Work instructions
Repeat every entry exactly as it stands. Omit the images.

+++ Given records

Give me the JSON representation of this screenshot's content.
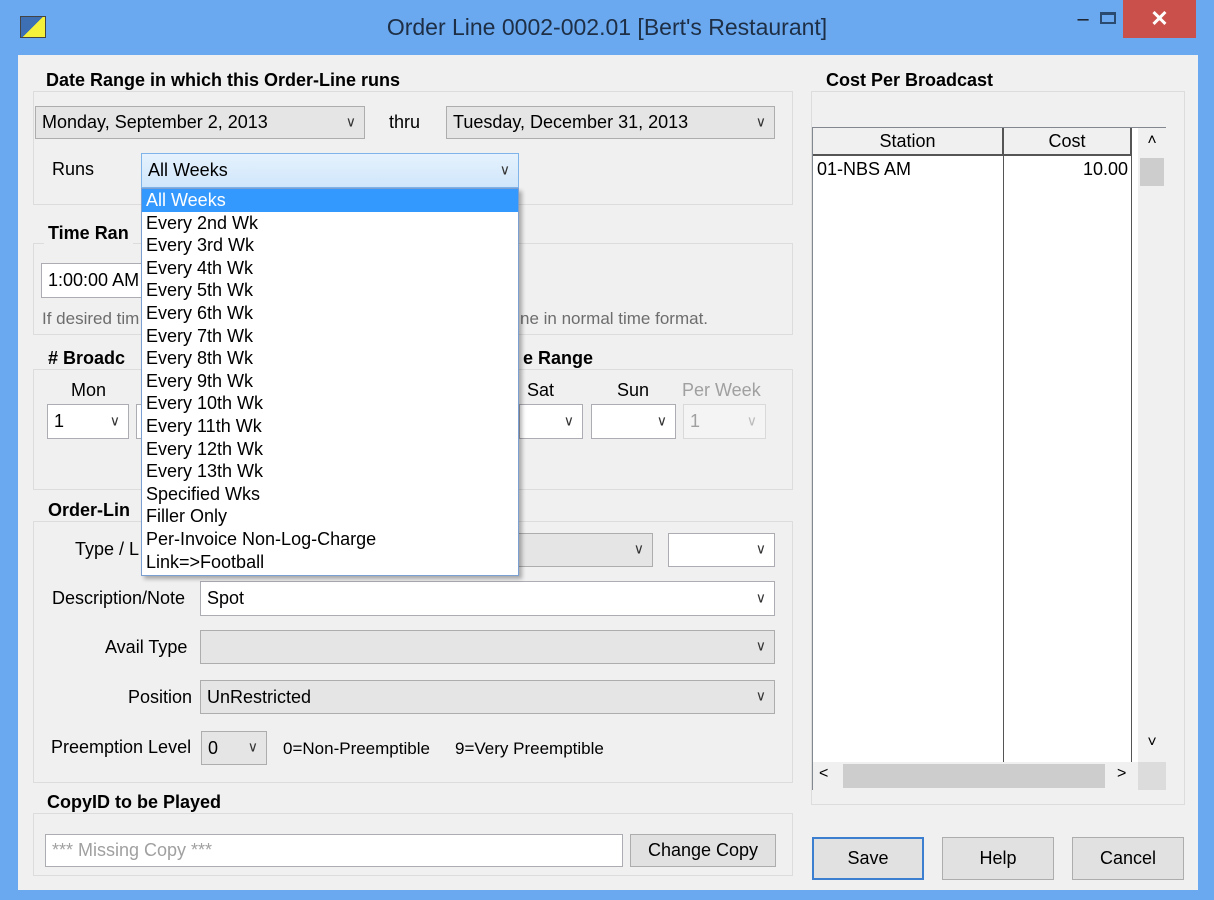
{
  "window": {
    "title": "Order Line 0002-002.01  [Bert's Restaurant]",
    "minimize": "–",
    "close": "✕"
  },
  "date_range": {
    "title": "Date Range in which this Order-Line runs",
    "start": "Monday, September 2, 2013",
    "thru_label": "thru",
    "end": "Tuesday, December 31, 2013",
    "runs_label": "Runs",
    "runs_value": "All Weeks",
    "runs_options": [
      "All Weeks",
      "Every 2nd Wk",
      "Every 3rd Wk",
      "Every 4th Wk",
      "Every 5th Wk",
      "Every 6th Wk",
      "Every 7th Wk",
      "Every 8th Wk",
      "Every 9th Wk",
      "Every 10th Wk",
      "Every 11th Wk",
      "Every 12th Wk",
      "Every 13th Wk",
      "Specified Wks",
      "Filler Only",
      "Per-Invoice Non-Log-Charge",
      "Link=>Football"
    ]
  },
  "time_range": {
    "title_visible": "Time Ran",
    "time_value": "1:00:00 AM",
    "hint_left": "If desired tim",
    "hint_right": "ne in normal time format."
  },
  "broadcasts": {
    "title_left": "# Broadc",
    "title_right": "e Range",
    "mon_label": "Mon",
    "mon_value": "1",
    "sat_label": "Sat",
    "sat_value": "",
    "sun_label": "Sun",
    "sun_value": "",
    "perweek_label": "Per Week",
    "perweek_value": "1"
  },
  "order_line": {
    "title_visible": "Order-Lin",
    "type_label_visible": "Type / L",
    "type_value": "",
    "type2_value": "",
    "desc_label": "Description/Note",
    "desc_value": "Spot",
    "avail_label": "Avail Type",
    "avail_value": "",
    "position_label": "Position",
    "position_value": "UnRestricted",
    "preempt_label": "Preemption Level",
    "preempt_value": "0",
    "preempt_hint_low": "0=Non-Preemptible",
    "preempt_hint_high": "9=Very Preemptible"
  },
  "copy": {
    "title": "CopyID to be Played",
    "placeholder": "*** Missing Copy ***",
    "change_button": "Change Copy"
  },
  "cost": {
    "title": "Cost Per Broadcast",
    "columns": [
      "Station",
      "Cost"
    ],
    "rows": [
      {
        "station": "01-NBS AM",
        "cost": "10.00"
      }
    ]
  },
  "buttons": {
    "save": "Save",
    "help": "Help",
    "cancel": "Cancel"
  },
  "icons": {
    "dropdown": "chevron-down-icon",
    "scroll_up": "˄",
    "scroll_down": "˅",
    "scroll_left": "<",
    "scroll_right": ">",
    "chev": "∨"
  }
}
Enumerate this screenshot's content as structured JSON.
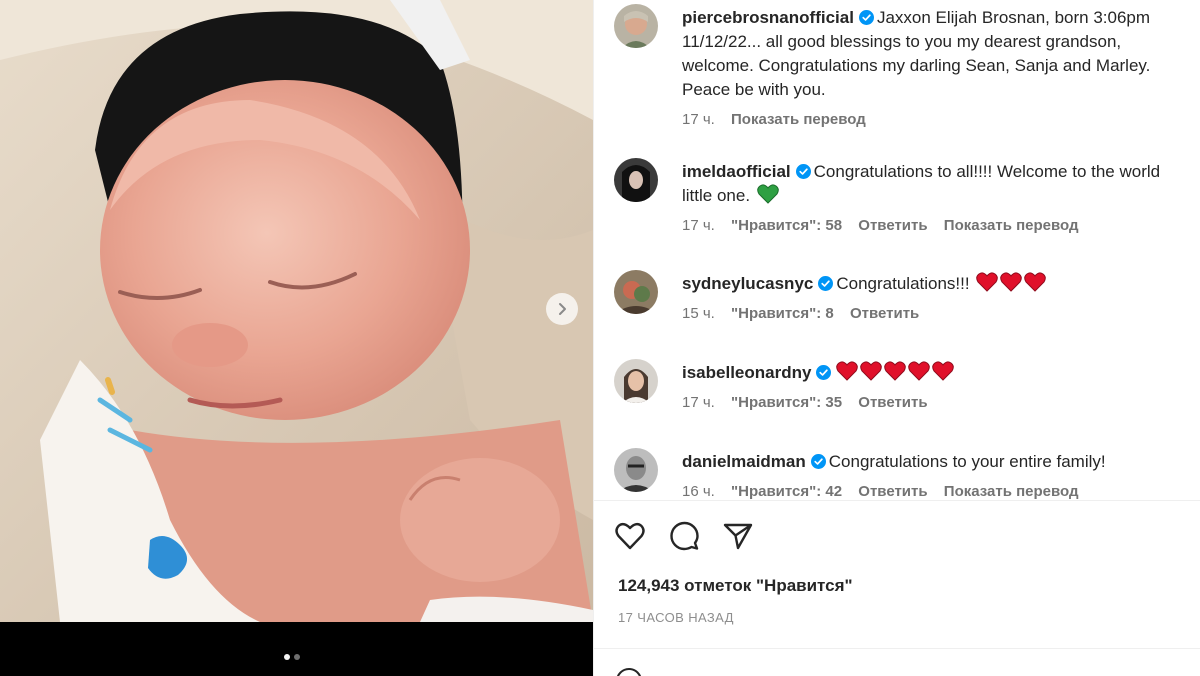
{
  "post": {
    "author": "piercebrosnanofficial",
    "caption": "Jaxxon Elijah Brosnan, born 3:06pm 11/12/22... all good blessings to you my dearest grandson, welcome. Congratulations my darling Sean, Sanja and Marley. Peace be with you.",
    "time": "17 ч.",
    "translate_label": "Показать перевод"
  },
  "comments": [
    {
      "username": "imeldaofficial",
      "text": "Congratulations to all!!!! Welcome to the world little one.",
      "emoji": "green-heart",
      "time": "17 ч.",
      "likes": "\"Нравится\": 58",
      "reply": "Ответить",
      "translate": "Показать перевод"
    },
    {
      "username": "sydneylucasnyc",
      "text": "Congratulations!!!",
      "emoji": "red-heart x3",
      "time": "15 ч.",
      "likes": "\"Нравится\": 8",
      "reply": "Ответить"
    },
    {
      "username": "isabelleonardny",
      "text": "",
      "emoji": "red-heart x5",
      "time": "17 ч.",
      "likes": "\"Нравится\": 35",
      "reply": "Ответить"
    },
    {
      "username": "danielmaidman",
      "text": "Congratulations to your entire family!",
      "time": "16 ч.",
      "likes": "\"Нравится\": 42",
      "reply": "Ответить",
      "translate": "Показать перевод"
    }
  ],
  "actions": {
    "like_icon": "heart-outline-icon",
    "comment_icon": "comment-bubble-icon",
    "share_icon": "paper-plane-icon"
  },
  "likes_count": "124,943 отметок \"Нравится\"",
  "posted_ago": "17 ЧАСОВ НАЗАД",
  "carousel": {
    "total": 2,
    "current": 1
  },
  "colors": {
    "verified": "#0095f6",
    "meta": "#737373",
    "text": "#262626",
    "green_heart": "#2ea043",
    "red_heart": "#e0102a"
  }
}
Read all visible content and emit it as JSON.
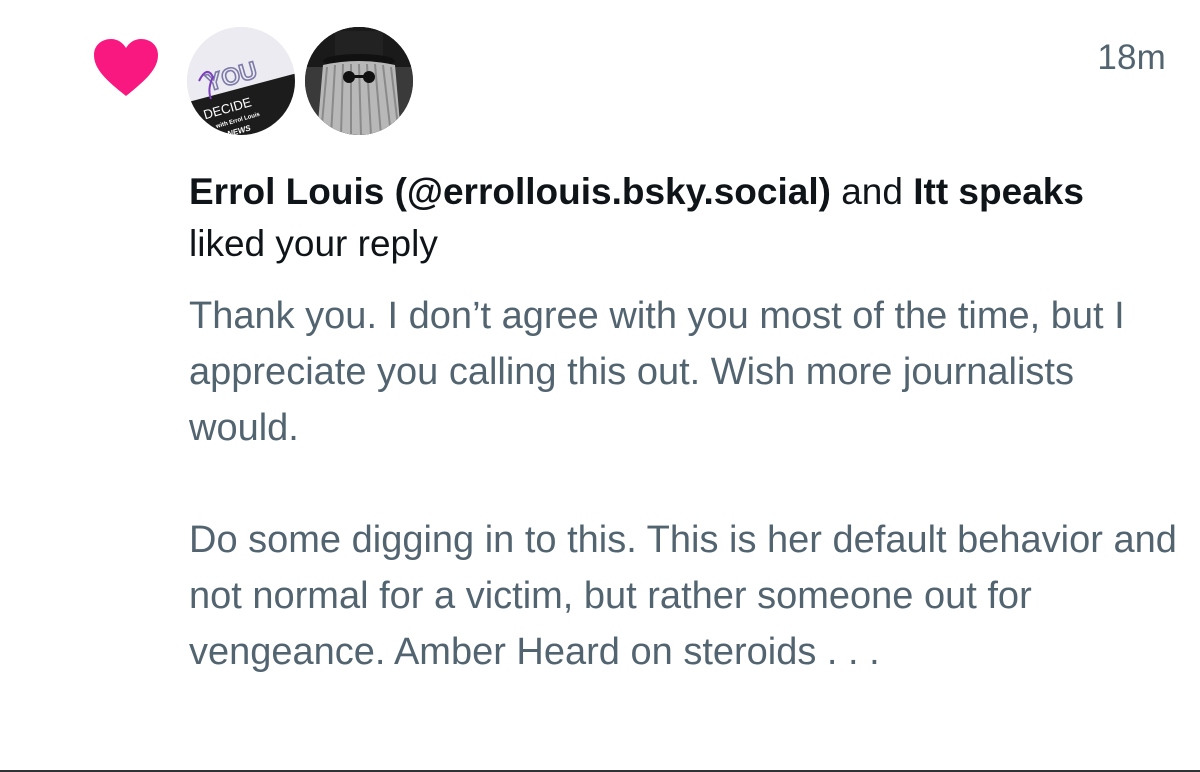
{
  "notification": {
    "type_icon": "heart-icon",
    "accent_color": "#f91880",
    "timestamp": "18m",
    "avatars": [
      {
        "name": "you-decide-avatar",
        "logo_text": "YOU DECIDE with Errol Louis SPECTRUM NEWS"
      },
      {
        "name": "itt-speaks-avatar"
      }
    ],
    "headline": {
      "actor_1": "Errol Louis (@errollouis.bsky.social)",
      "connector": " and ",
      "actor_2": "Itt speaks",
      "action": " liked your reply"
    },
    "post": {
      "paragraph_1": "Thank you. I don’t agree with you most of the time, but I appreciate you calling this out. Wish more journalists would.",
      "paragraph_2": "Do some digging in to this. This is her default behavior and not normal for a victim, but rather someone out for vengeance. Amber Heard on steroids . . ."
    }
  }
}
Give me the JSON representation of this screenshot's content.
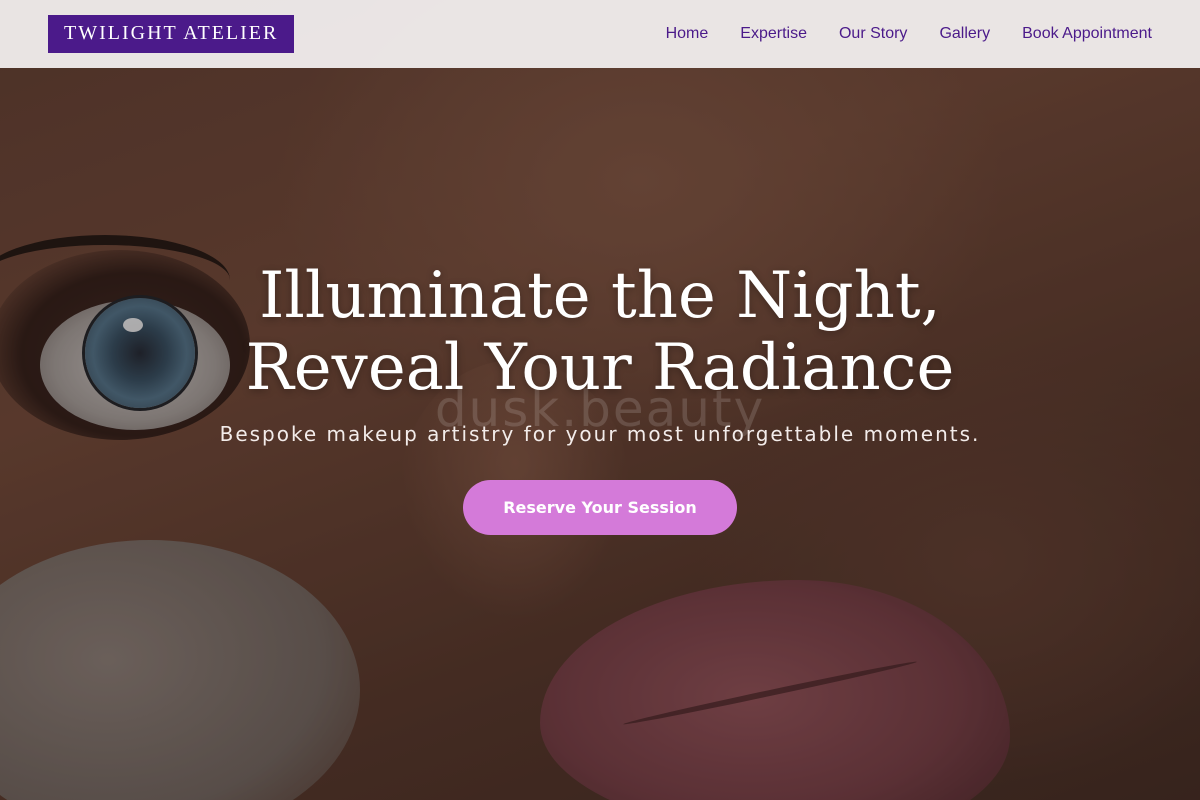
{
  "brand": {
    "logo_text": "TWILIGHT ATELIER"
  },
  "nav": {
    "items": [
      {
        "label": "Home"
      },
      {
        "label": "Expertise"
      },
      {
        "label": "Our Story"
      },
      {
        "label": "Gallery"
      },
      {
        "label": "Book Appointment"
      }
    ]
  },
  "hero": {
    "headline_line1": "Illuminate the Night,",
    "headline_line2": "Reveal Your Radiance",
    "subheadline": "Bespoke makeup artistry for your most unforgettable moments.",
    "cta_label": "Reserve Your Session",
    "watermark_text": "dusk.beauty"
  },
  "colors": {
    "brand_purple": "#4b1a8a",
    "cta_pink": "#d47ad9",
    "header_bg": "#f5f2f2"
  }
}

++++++

Answer box
Give me the JSON representation of this screenshot's content.
{
  "window": {
    "title": "Order Line 0002-002.01  [Bert's Restaurant]",
    "minimize": "–",
    "close": "✕"
  },
  "date_range": {
    "title": "Date Range in which this Order-Line runs",
    "start": "Monday, September 2, 2013",
    "thru_label": "thru",
    "end": "Tuesday, December 31, 2013",
    "runs_label": "Runs",
    "runs_value": "All Weeks",
    "runs_options": [
      "All Weeks",
      "Every 2nd Wk",
      "Every 3rd Wk",
      "Every 4th Wk",
      "Every 5th Wk",
      "Every 6th Wk",
      "Every 7th Wk",
      "Every 8th Wk",
      "Every 9th Wk",
      "Every 10th Wk",
      "Every 11th Wk",
      "Every 12th Wk",
      "Every 13th Wk",
      "Specified Wks",
      "Filler Only",
      "Per-Invoice Non-Log-Charge",
      "Link=>Football"
    ]
  },
  "time_range": {
    "title_visible": "Time Ran",
    "time_value": "1:00:00 AM",
    "hint_left": "If desired tim",
    "hint_right": "ne in normal time format."
  },
  "broadcasts": {
    "title_left": "# Broadc",
    "title_right": "e Range",
    "mon_label": "Mon",
    "mon_value": "1",
    "sat_label": "Sat",
    "sat_value": "",
    "sun_label": "Sun",
    "sun_value": "",
    "perweek_label": "Per Week",
    "perweek_value": "1"
  },
  "order_line": {
    "title_visible": "Order-Lin",
    "type_label_visible": "Type / L",
    "type_value": "",
    "type2_value": "",
    "desc_label": "Description/Note",
    "desc_value": "Spot",
    "avail_label": "Avail Type",
    "avail_value": "",
    "position_label": "Position",
    "position_value": "UnRestricted",
    "preempt_label": "Preemption Level",
    "preempt_value": "0",
    "preempt_hint_low": "0=Non-Preemptible",
    "preempt_hint_high": "9=Very Preemptible"
  },
  "copy": {
    "title": "CopyID to be Played",
    "placeholder": "*** Missing Copy ***",
    "change_button": "Change Copy"
  },
  "cost": {
    "title": "Cost Per Broadcast",
    "columns": [
      "Station",
      "Cost"
    ],
    "rows": [
      {
        "station": "01-NBS AM",
        "cost": "10.00"
      }
    ]
  },
  "buttons": {
    "save": "Save",
    "help": "Help",
    "cancel": "Cancel"
  },
  "icons": {
    "dropdown": "chevron-down-icon",
    "scroll_up": "˄",
    "scroll_down": "˅",
    "scroll_left": "<",
    "scroll_right": ">",
    "chev": "∨"
  }
}
Enumerate this screenshot's content as structured JSON.
{
  "post": {
    "author": "piercebrosnanofficial",
    "caption": "Jaxxon Elijah Brosnan, born 3:06pm 11/12/22... all good blessings to you my dearest grandson, welcome. Congratulations my darling Sean, Sanja and Marley. Peace be with you.",
    "time": "17 ч.",
    "translate_label": "Показать перевод"
  },
  "comments": [
    {
      "username": "imeldaofficial",
      "text": "Congratulations to all!!!! Welcome to the world little one.",
      "emoji": "green-heart",
      "time": "17 ч.",
      "likes": "\"Нравится\": 58",
      "reply": "Ответить",
      "translate": "Показать перевод"
    },
    {
      "username": "sydneylucasnyc",
      "text": "Congratulations!!!",
      "emoji": "red-heart x3",
      "time": "15 ч.",
      "likes": "\"Нравится\": 8",
      "reply": "Ответить"
    },
    {
      "username": "isabelleonardny",
      "text": "",
      "emoji": "red-heart x5",
      "time": "17 ч.",
      "likes": "\"Нравится\": 35",
      "reply": "Ответить"
    },
    {
      "username": "danielmaidman",
      "text": "Congratulations to your entire family!",
      "time": "16 ч.",
      "likes": "\"Нравится\": 42",
      "reply": "Ответить",
      "translate": "Показать перевод"
    }
  ],
  "actions": {
    "like_icon": "heart-outline-icon",
    "comment_icon": "comment-bubble-icon",
    "share_icon": "paper-plane-icon"
  },
  "likes_count": "124,943 отметок \"Нравится\"",
  "posted_ago": "17 ЧАСОВ НАЗАД",
  "carousel": {
    "total": 2,
    "current": 1
  },
  "colors": {
    "verified": "#0095f6",
    "meta": "#737373",
    "text": "#262626",
    "green_heart": "#2ea043",
    "red_heart": "#e0102a"
  }
}
Read all visible content and emit it as JSON.
{
  "notification": {
    "type_icon": "heart-icon",
    "accent_color": "#f91880",
    "timestamp": "18m",
    "avatars": [
      {
        "name": "you-decide-avatar",
        "logo_text": "YOU DECIDE with Errol Louis SPECTRUM NEWS"
      },
      {
        "name": "itt-speaks-avatar"
      }
    ],
    "headline": {
      "actor_1": "Errol Louis (@errollouis.bsky.social)",
      "connector": " and ",
      "actor_2": "Itt speaks",
      "action": " liked your reply"
    },
    "post": {
      "paragraph_1": "Thank you. I don’t agree with you most of the time, but I appreciate you calling this out. Wish more journalists would.",
      "paragraph_2": "Do some digging in to this. This is her default behavior and not normal for a victim, but rather someone out for vengeance. Amber Heard on steroids . . ."
    }
  }
}
Give me the JSON representation of this screenshot's content.
{
  "brand": {
    "logo_text": "TWILIGHT ATELIER"
  },
  "nav": {
    "items": [
      {
        "label": "Home"
      },
      {
        "label": "Expertise"
      },
      {
        "label": "Our Story"
      },
      {
        "label": "Gallery"
      },
      {
        "label": "Book Appointment"
      }
    ]
  },
  "hero": {
    "headline_line1": "Illuminate the Night,",
    "headline_line2": "Reveal Your Radiance",
    "subheadline": "Bespoke makeup artistry for your most unforgettable moments.",
    "cta_label": "Reserve Your Session",
    "watermark_text": "dusk.beauty"
  },
  "colors": {
    "brand_purple": "#4b1a8a",
    "cta_pink": "#d47ad9",
    "header_bg": "#f5f2f2"
  }
}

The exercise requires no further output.